Data extracts ->
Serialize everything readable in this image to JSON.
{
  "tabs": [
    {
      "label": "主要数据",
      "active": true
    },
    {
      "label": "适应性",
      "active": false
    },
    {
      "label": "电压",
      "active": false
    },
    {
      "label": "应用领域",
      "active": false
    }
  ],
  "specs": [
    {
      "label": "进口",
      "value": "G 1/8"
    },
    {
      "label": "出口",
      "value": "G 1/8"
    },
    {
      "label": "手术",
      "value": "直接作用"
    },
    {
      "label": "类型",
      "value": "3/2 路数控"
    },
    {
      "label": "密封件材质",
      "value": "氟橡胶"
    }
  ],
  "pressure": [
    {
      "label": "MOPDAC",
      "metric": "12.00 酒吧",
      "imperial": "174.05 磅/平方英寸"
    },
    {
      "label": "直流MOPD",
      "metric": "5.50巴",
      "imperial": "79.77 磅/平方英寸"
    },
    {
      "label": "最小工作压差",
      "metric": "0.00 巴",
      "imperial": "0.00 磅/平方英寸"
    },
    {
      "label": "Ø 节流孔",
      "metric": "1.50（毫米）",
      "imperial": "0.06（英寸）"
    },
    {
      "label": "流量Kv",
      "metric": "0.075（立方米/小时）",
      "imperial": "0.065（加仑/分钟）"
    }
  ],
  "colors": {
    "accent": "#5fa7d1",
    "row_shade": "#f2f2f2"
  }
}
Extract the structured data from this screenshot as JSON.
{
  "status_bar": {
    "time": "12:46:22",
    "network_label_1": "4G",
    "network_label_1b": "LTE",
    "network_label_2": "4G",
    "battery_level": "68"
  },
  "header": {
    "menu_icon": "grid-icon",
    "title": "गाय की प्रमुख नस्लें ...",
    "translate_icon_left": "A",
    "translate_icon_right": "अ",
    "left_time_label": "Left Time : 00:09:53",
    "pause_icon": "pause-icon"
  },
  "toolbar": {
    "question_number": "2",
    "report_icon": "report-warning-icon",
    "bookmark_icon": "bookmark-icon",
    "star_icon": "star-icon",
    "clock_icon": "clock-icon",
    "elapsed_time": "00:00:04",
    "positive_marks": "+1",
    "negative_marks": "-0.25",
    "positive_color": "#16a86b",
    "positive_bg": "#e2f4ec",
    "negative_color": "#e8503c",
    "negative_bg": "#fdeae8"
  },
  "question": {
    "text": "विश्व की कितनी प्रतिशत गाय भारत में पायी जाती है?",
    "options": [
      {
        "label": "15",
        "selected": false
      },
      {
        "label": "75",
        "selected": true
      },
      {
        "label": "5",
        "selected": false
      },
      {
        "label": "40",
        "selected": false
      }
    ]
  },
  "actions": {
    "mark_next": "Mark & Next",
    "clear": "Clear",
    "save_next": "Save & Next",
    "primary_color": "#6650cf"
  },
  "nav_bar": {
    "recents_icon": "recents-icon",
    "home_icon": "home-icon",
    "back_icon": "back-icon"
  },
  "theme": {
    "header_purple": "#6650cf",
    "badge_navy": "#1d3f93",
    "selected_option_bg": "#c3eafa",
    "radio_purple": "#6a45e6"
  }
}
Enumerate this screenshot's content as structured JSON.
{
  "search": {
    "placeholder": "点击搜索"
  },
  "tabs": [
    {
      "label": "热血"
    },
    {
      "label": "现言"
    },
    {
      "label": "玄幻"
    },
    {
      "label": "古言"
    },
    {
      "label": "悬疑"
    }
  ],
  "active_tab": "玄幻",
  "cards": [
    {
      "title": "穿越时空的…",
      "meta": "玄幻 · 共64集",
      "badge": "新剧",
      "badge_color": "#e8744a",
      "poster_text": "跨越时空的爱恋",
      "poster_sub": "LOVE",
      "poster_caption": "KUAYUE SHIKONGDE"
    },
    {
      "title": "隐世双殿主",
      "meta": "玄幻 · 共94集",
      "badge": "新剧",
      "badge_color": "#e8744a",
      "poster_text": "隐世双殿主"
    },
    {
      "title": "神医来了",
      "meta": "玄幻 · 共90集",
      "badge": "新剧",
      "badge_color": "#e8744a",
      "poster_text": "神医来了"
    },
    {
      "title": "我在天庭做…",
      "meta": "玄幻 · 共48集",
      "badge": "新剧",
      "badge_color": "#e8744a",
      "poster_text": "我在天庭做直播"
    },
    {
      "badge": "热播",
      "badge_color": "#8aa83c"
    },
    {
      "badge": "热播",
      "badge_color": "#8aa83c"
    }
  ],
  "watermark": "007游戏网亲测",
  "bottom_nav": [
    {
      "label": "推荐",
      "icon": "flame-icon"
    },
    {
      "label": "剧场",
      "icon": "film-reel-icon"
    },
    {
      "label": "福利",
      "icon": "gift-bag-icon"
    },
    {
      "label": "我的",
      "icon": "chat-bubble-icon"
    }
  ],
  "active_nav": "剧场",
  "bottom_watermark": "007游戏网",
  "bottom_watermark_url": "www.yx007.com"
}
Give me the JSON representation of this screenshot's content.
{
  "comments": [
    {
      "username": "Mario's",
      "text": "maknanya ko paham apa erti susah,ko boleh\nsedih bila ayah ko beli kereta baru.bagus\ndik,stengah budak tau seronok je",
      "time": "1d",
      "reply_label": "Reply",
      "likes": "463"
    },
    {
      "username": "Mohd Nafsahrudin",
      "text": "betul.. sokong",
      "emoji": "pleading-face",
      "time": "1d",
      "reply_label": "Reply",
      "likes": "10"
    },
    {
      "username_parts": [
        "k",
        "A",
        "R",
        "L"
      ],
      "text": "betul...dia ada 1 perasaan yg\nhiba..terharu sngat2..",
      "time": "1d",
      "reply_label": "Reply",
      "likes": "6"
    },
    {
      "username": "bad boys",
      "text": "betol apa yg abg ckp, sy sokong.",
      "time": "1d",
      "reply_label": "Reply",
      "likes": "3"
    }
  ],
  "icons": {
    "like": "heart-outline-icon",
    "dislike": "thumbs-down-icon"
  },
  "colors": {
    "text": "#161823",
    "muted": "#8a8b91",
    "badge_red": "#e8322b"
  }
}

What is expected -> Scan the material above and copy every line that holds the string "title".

Completed task ->
    "title": "गाय की प्रमुख नस्लें ...",
      "title": "穿越时空的…",
      "title": "隐世双殿主",
      "title": "神医来了",
      "title": "我在天庭做…",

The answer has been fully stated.